A couple of months ago, we announced the Flickr Photo of the Month competition and it’s been really great to see you guys sharing more and more of your amazing work with us. In fact, the standard of work on show is so good that we wanted to raise the stakes and offer a really cool prize for the image we deem the very best of the quarter.

So how does it work and what do you need to do?

Well, we’re simple folk and we like to keep things uncomplicated around here, so all you have to do is submit your best photos to our Alien Skin Software group on Flickr. Once a month, we will continue to choose a Photo of the Month, which will win a pretty cool Alien Skin t-shirt and some other goodies we have lying around the office. Then, at the beginning of the next quarter, we will go back through all the submissions of the previous three months and choose our favourite image. The winning photographer will then get the chance to choose between a Canon or Nikon 24-70mm f/2.8 or an 85mm f/1.2/1.4 as their prize. Not bad, eh?

As these are some pretty major prizes, I’d like to lay out the following rules:

  1. There is no limit to the number of images you can add to the group, but please do just share the very best photos in your portfolio. If we’re scrolling through pages of repetitive or poorly executed images by the same photographer, the chances of your very best photo slipping through the cracks are going to be high. If we see people spamming the group trying to game the system, we may need to step in and revisit this, so help us keep the submissions open by keeping the quality high. As photographers we need to make sure we’re only presenting our best work, so remember the famous phrase: “You’re only as good as your worst photo!”
  2. Like all art, opinion on the merits, or lack thereof, of someone’s photographic work is a subjective matter, so you need to know that the qualities we will be looking for will be based on the standard areas we strive to perfect as photographers: composition, lighting, toning, posing, conveying of emotion, defining moments, etc. Basically, we want to see good photos!
  3. The use of Alien Skin Software tools such as Exposure, Bokeh or Snap Art in the post-production process is required, but we will be giving extra points to photographs that use the toolset to enhance versus overpower the photo. For example, taking a photo of a modern Ferrari and applying one of Exposure’s wet plate effects will probably not impress us too much; but using that same effect with an image of a model dressed in antique garb might be just what it needs to take it from good to great. In other words, just because you can, doesn’t mean you should; let the photo dictate the effect rather than vice-versa.
  4. Photos submitted using a trial version of Alien Skin products are valid for this competition.
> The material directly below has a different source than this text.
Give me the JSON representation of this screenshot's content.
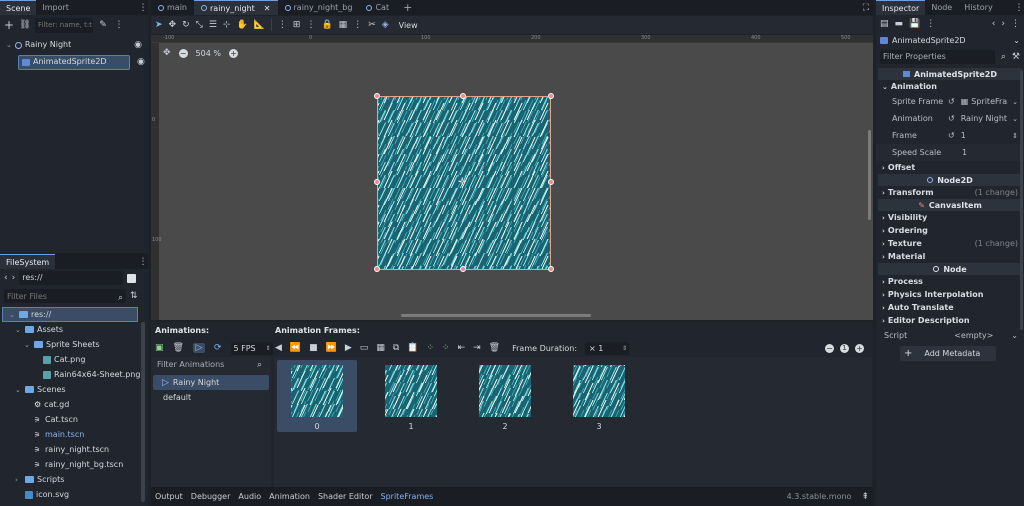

If you don’t own any of our products, you can download a free trial here to see what you’re missing.
  5. The judges’ decisions are final. We won’t be getting into any dialogue with anyone about the quality of their images.
  6. Closing dates for each quarter are March 31st, June 30th, September 30th and December 31st.

So that’s it as far as rules go. Any questions can be left in the comments section below.

Best of luck everyone! Let the games commence!!

24-70 f/2.8 prizes


Product photos courtesy of the good people at The Digital Picture.

Posted in Alien Skin Software, Announcements, Competitions, Fun, Photography | Tagged , , , | 18 Comments